I'm going to the 2011 EMS Today conference in Baltimore, MD.
I've previously done a "blogmeet" however, I'll likely not be wearing the same hat.
Who's game this year?
Email or comment. Let's do this! Bloggers of the (EMS) world: UNITE! (to eat, drink and tell stories!).
I've been making a few changes to my blog and there are more to come. Sorry for the boring "housekeeping." I've gone through and edited a few posts to make my blog just a tiny bit more anonymous. It might just be paranoia but I'd rather be on the safe side.
In the next week or so, I'll be making some more cosmetic changes and updating some broken links. I'm still using the same Blogger template I started with in January 2004!! Wow! I'll be looking for a newer, more functional layout that still has the same clean style.

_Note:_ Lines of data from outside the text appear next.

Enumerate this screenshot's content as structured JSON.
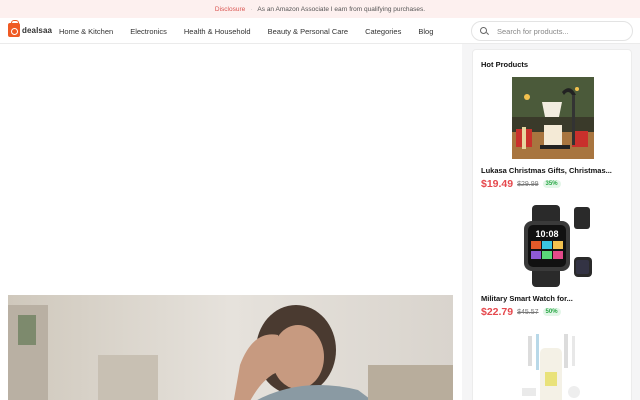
{
  "disclosure": {
    "label": "Disclosure",
    "text": "As an Amazon Associate I earn from qualifying purchases."
  },
  "logo": {
    "text": "dealsaa"
  },
  "nav": {
    "items": [
      {
        "label": "Home & Kitchen"
      },
      {
        "label": "Electronics"
      },
      {
        "label": "Health & Household"
      },
      {
        "label": "Beauty & Personal Care"
      },
      {
        "label": "Categories"
      },
      {
        "label": "Blog"
      }
    ]
  },
  "search": {
    "placeholder": "Search for products..."
  },
  "sidebar": {
    "title": "Hot Products",
    "products": [
      {
        "name": "Lukasa Christmas Gifts, Christmas...",
        "price": "$19.49",
        "old_price": "$29.99",
        "discount": "35%",
        "image": "candle-warmer-lamp"
      },
      {
        "name": "Military Smart Watch for...",
        "price": "$22.79",
        "old_price": "$45.57",
        "discount": "50%",
        "image": "smart-watch"
      },
      {
        "name": "",
        "price": "",
        "old_price": "",
        "discount": "",
        "image": "bottle-brush-set"
      }
    ]
  },
  "colors": {
    "accent": "#ef5a24",
    "price": "#e5484d",
    "discount": "#28a745",
    "disclosure_bg": "#fdf0ef"
  },
  "icons": [
    "shopping-bag-logo-icon",
    "search-icon"
  ]
}
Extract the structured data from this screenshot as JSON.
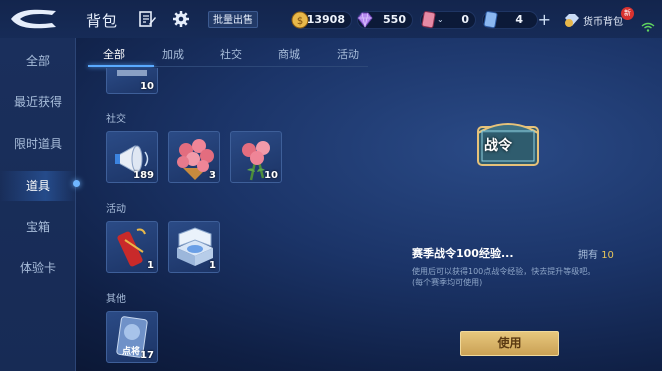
{
  "header": {
    "title": "背包",
    "bulk_sell_label": "批量出售",
    "currencies": [
      {
        "icon": "gold-coin-icon",
        "value": "13908"
      },
      {
        "icon": "diamond-icon",
        "value": "550"
      },
      {
        "icon": "ticket-icon",
        "value": "0"
      },
      {
        "icon": "voucher-icon",
        "value": "4"
      }
    ],
    "wallet_label": "货币背包",
    "wallet_badge": "新"
  },
  "sidebar": {
    "items": [
      {
        "label": "全部"
      },
      {
        "label": "最近获得"
      },
      {
        "label": "限时道具"
      },
      {
        "label": "道具"
      },
      {
        "label": "宝箱"
      },
      {
        "label": "体验卡"
      }
    ],
    "active_index": 3
  },
  "tabs": {
    "items": [
      {
        "label": "全部"
      },
      {
        "label": "加成"
      },
      {
        "label": "社交"
      },
      {
        "label": "商城"
      },
      {
        "label": "活动"
      }
    ],
    "active_index": 0
  },
  "inventory": {
    "top_partial_item": {
      "count": "10"
    },
    "sections": [
      {
        "label": "社交",
        "items": [
          {
            "name": "megaphone-item",
            "count": "189"
          },
          {
            "name": "rose-bouquet-item",
            "count": "3"
          },
          {
            "name": "rose-item",
            "count": "10"
          }
        ]
      },
      {
        "label": "活动",
        "items": [
          {
            "name": "firecracker-item",
            "count": "1"
          },
          {
            "name": "disc-box-item",
            "count": "1"
          }
        ]
      },
      {
        "label": "其他",
        "items": [
          {
            "name": "point-card-item",
            "count": "17",
            "card_text": "点将"
          }
        ]
      }
    ]
  },
  "detail": {
    "chest_text": "战令",
    "title": "赛季战令100经验...",
    "owned_label": "拥有",
    "owned_value": "10",
    "description": "使用后可以获得100点战令经验，快去提升等级吧。",
    "description_note": "(每个赛季均可使用)",
    "use_label": "使用"
  },
  "colors": {
    "accent": "#5aaaff",
    "gold": "#e7c55a",
    "button_gold": "#d9b467"
  }
}
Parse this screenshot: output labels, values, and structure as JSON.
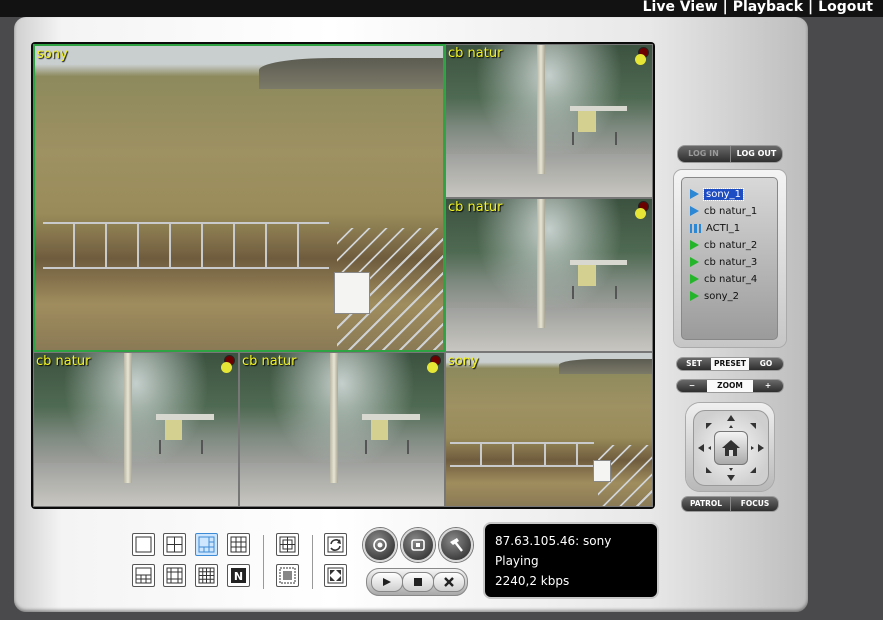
{
  "nav": {
    "live_view": "Live View",
    "playback": "Playback",
    "logout": "Logout",
    "separator": "|"
  },
  "tiles": [
    {
      "label": "sony"
    },
    {
      "label": "cb natur"
    },
    {
      "label": "cb natur"
    },
    {
      "label": "cb natur"
    },
    {
      "label": "cb natur"
    },
    {
      "label": "sony"
    }
  ],
  "login": {
    "login": "LOG IN",
    "logout": "LOG OUT"
  },
  "cameras": [
    {
      "name": "sony_1",
      "icon": "play-blue-icon",
      "selected": true
    },
    {
      "name": "cb natur_1",
      "icon": "play-blue-icon"
    },
    {
      "name": "ACTI_1",
      "icon": "axis-camera-icon"
    },
    {
      "name": "cb natur_2",
      "icon": "play-green-icon"
    },
    {
      "name": "cb natur_3",
      "icon": "play-green-icon"
    },
    {
      "name": "cb natur_4",
      "icon": "play-green-icon"
    },
    {
      "name": "sony_2",
      "icon": "play-green-icon"
    }
  ],
  "preset": {
    "set": "SET",
    "preset": "PRESET",
    "go": "GO"
  },
  "zoom": {
    "minus": "−",
    "label": "ZOOM",
    "plus": "+"
  },
  "ptz": {
    "patrol": "PATROL",
    "focus": "FOCUS"
  },
  "status": {
    "line1": "87.63.105.46: sony",
    "line2": "Playing",
    "line3": "2240,2 kbps"
  },
  "colors": {
    "selected_tile_border": "#2fa343",
    "tile_label": "#f3f31e",
    "highlight": "#1e4cc3"
  }
}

Why all this recent activity? Well, I've "unplugged" from the biggest time-waster of all time: Facebook! Man! That thing just drained all the creative energy out of me. I'd sit down to just, "see what my friends are up to" and the next thing I know, 2 hours have passed! I'd look back and see that I had done NOTHING substantive; I hadn't had any meaningful communication with anyone, I hadn't written anything worthwhile and hadn't done a single productive thing!
That thing is like a drug! I had to put that mess down and walk away!

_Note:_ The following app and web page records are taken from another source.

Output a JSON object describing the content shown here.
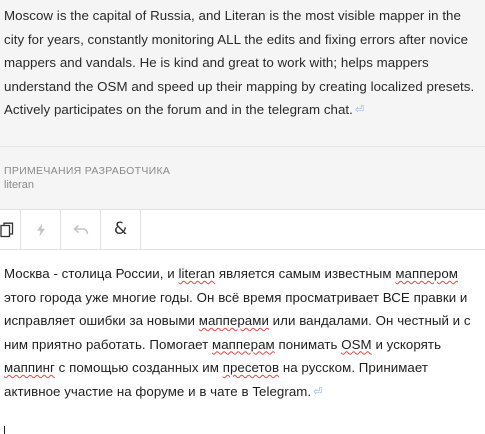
{
  "source": {
    "text": "Moscow is the capital of Russia, and Literan is the most visible mapper in the city for years, constantly monitoring ALL the edits and fixing errors after novice mappers and vandals. He is kind and great to work with; helps mappers understand the OSM and speed up their mapping by creating localized presets. Actively participates on the forum and in the telegram chat.",
    "return_glyph": "⏎"
  },
  "context": {
    "title": "ПРИМЕЧАНИЯ РАЗРАБОТЧИКА",
    "value": "literan"
  },
  "toolbar": {
    "buttons": [
      {
        "name": "copy-source",
        "icon": "copy-icon",
        "enabled": true
      },
      {
        "name": "machine-translate",
        "icon": "lightning-icon",
        "enabled": false
      },
      {
        "name": "undo",
        "icon": "undo-icon",
        "enabled": false
      },
      {
        "name": "special-characters",
        "icon": "ampersand-icon",
        "enabled": true
      }
    ],
    "special_char_glyph": "&"
  },
  "target": {
    "segments": [
      {
        "t": "Москва - столица России, и ",
        "s": false
      },
      {
        "t": "literan",
        "s": true
      },
      {
        "t": " является самым известным ",
        "s": false
      },
      {
        "t": "маппером",
        "s": true
      },
      {
        "t": " этого города уже многие годы. Он всё время просматривает ВСЕ правки и исправляет ошибки за новыми ",
        "s": false
      },
      {
        "t": "мапперами",
        "s": true
      },
      {
        "t": " или вандалами. Он честный и с ним приятно работать. Помогает ",
        "s": false
      },
      {
        "t": "мапперам",
        "s": true
      },
      {
        "t": " понимать ",
        "s": false
      },
      {
        "t": "OSM",
        "s": true
      },
      {
        "t": " и ускорять ",
        "s": false
      },
      {
        "t": "маппинг",
        "s": true
      },
      {
        "t": " с помощью созданных им ",
        "s": false
      },
      {
        "t": "пресетов",
        "s": true
      },
      {
        "t": " на русском. Принимает активное участие на форуме и в чате в Telegram.",
        "s": false
      }
    ],
    "return_glyph": "⏎"
  },
  "colors": {
    "source_bg": "#f5f5f5",
    "spell_error": "#e14a4a",
    "return_glyph": "#8cb6e6",
    "icon_enabled": "#333333",
    "icon_disabled": "#c4c4c4"
  }
}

*Yawn!* Yes, I know. That was boring. More exciting posts are on the way. I promise.
Hmmm... You know, I'm squirrelly enough about getting "found out" that this is just the thing to put me into hiding.

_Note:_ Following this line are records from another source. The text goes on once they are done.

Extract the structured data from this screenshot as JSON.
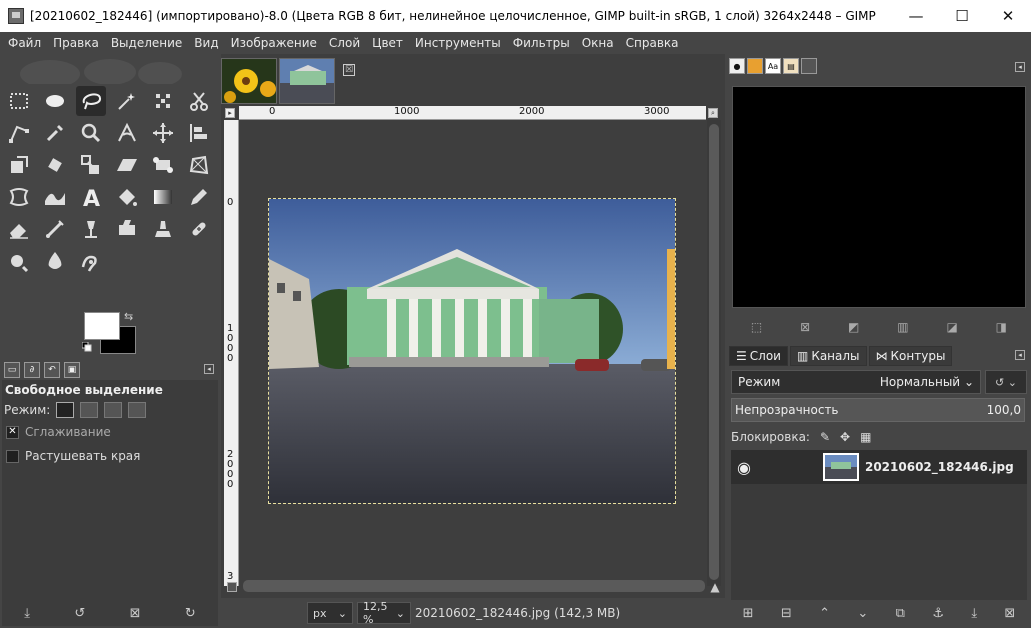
{
  "window": {
    "title": "[20210602_182446] (импортировано)-8.0 (Цвета RGB 8 бит, нелинейное целочисленное, GIMP built-in sRGB, 1 слой) 3264x2448 – GIMP",
    "minimize": "—",
    "maximize": "☐",
    "close": "✕"
  },
  "menu": [
    "Файл",
    "Правка",
    "Выделение",
    "Вид",
    "Изображение",
    "Слой",
    "Цвет",
    "Инструменты",
    "Фильтры",
    "Окна",
    "Справка"
  ],
  "toolbox": {
    "tools": [
      "rect-select",
      "ellipse-select",
      "free-select",
      "fuzzy-select",
      "select-by-color",
      "scissors-select",
      "foreground-select",
      "paths",
      "color-picker",
      "zoom",
      "measure",
      "move",
      "align",
      "crop",
      "unified-transform",
      "rotate",
      "scale",
      "shear",
      "handle-transform",
      "perspective",
      "flip",
      "cage",
      "warp",
      "text",
      "bucket-fill",
      "gradient",
      "pencil",
      "paintbrush",
      "eraser",
      "airbrush",
      "ink",
      "mypaint-brush",
      "clone",
      "heal",
      "smudge",
      "dodge-burn",
      "blur",
      "gegl"
    ],
    "active_tool_index": 2,
    "fg_color": "#ffffff",
    "bg_color": "#000000",
    "options_title": "Свободное выделение",
    "mode_label": "Режим:",
    "antialias_label": "Сглаживание",
    "antialias_checked": true,
    "feather_label": "Растушевать края",
    "feather_checked": false
  },
  "canvas": {
    "ruler_h": [
      "0",
      "1000",
      "2000",
      "3000"
    ],
    "ruler_v": [
      "0",
      "1000",
      "2000",
      "3"
    ],
    "unit": "px",
    "zoom": "12,5 %",
    "status": "20210602_182446.jpg (142,3 MB)",
    "close_tab": "☒"
  },
  "dock": {
    "tabs": [
      "Слои",
      "Каналы",
      "Контуры"
    ],
    "mode_label": "Режим",
    "mode_value": "Нормальный",
    "opacity_label": "Непрозрачность",
    "opacity_value": "100,0",
    "lock_label": "Блокировка:",
    "layer_name": "20210602_182446.jpg"
  }
}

Never fear, dear reader, I'll soldier on and post post POST!
This bit of news does open a door into another discussion. There is NO free press here. In fact, it's kind of funny, coming from the United States where, basically, the press can say ANYTHING they want to. Here, it's not so much. A lot of what I read in the local English language press, aside from grammatical and translation errors, is full of unsubstantiated facts, opinion of the author (or editor) presented as fact and a clear sense of "talking around" an issue.
I'm not media-savvy enough to discuss the issue at length but when I read the local press, I'm always left with a sense that there's an actual story looming behind the print and somehow it isn't allowed to come though. I wonder if readers here take the news for fact or if they have developed a refined ability to read between the lines. There's much that has been said about the Bedouin ability to perceive much more than what is on the surface. Does that apply to reading the news as well? I wonder. I don't have the answers. It's yet another thing to ask my hosts, colleagues and Arab friends.
For my own sake, I'll have to carefully navigate the next few months of my blogging. I know other bloggers here in the Kingdom who do not blog under a nom de plume. I wonder what it'll be like for them.
Strange times in a strange land.
But there has been. For those of you who only occasionally visit here, I've moved to the Middle East and taken a job over here as a paramedic in a small clinic in the middle of the desert (Really!). I've posted a few things about working here and some of the differences but it's mostly been in the context of a particular call. Of course there's entries like this one that make it obvious that I'm not in the USA anymore.
My call volume is considerably less than in the USA and, honestly, I'm not as fresh-faced and filled with wonder as I used to be. These may be reasons I'm not as frequent in posting. I'm still here and I'm still having a blast. There are times when It feels less noteworthy.
I'm going to try to change that. At least I'm going to try to post more about EMS and, specifically, about my particular experiences over here in the desert. I've got a pretty cool thing going on here and, honestly, it's worth sharing.
Over the next few weeks, I'll be posting 2-3 times per week describing the peculiar, different and outright bizarre aspects of my life here in the Kingdom from my perspective as a paramedic. I'll discuss how the EMS system is structured differently, how we practice medicine differently (and the same) and how my attitudes towards, death, suffering and human treatment have shifted to adapt to my life here. It's pretty odd.
Please feel free to hit the comments or email me if you have any questions or if you're curious about my life over here.
More soon (I promise this time)